Donal Harrington in his recently revised book, aptly named Tomorrow’s Parish, tells us “welcome has emerged as a ‘signature’ quality of tomorrow’s parish … think of the family Mass; of the ministry of Baptism teams; of bereavement ministry and funeral teams; of annual parish ‘family fun’ days; of programmes for First Communion and Confirmation. Family is at the heart of it all”. Punchestown proved that activities appeal more to families than formal structures. Our planned KANDLE Family Fun Day on 16 June in the grounds of Carlow College next door also, for me, ticks all those boxes.
Returning to those Confirmation letters I mentioned earlier, that honestly express to me the issues of family life today – “teenagerism”, “getting on with people as best we can”, “hoping there will be no rows from overindulgent guests at post Confirmation parties” – and yet the same letters suggest the sponsor is someone “who always has their back”, who “they look up to” and as one boy said to me last week “she never forgets me”. And he was talking about his grandmother. We should never underestimate the role grandparents play in the lives of younger family members. Family is the place where people feel loved and once again for those who don’t experience that, I pray our blessed oil tonight will offer them some comfort and solace. Wounded and struggling families are also places where God’s love wins out. I imagine Pope Francis will speak more to the wounds of family life, than to those who snugly and contently feel they have it altogether.
Luke’s gospel reminds us where Jesus was brought up, Nazara. It tells us how familiar he was with Nazara and its environs, what he usually did, who he met, where he went: “went into the synagogue on the Sabbath day as he usually did”. With family comes familiarity. Family roots us, family gives us provenance, ownership rights. Familiarity is what we do with those rights, how we engage and interact with one another. The Amoris Programme is just one aspect of this engagement.

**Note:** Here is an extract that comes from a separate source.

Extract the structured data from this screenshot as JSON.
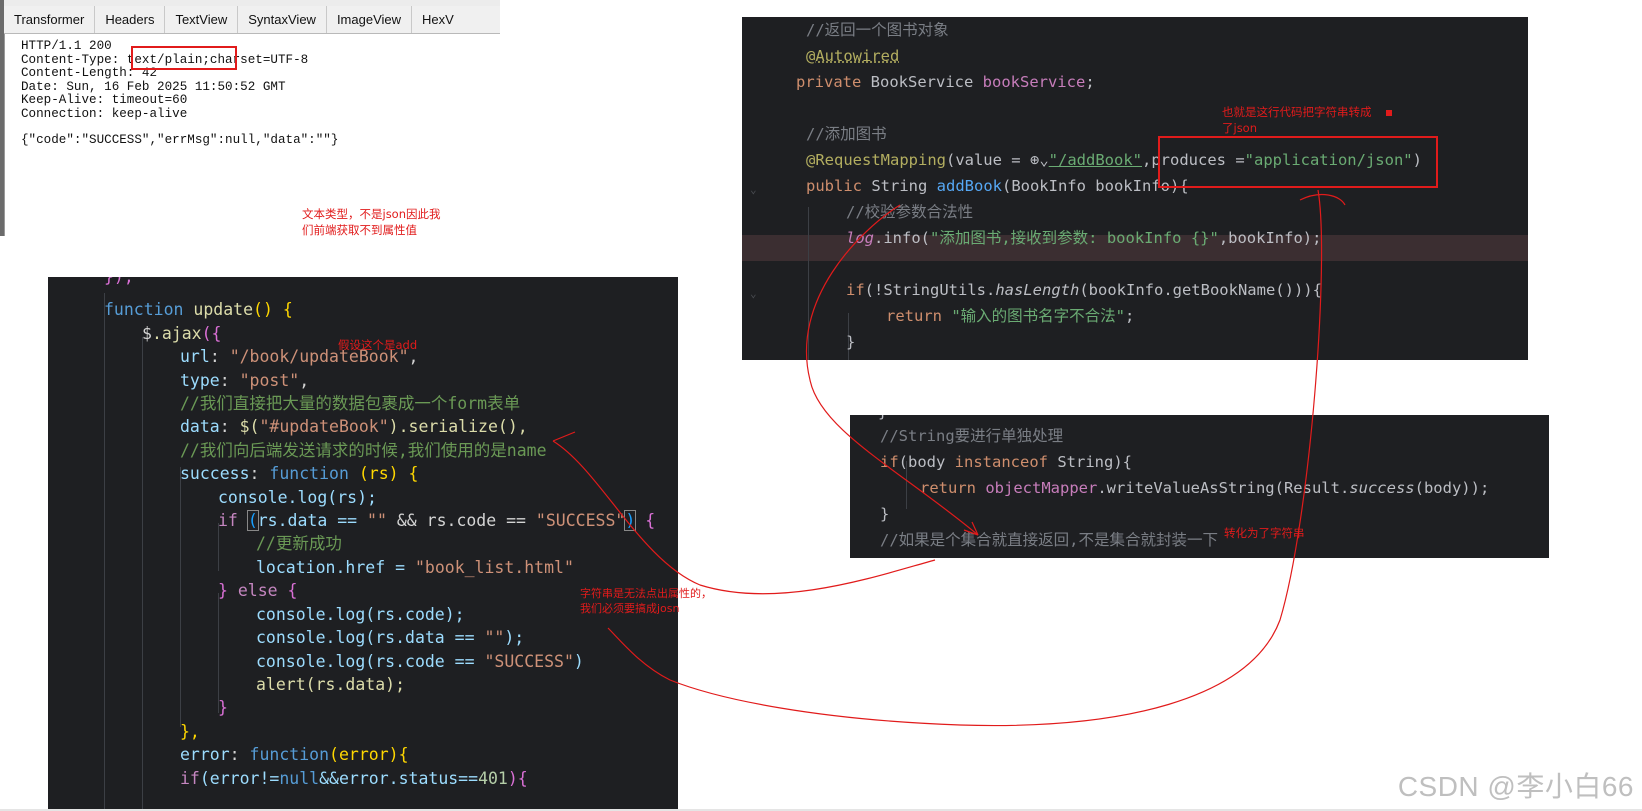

In the discussions that we have started in the diocese on ‘Facing the Changes and Challenges Together’, the one constant recurring theme has been the familiarity parishioners have with their priest in the parish, how much he is valued and appreciated. Some of those priests in their eighties still administering parishes. As a diocese, as a faith family we have so much this Chrism Night to give thanks for our priests and the witness they give, sometimes at a cost to their own health and mental well-being. I, like you, am most grateful for that witness and that support. I invite you now to pray for your priests and to keep them in your prayer in addition to the daily intention to pray for more vocations. We move now to the Renewal of Priestly Promises …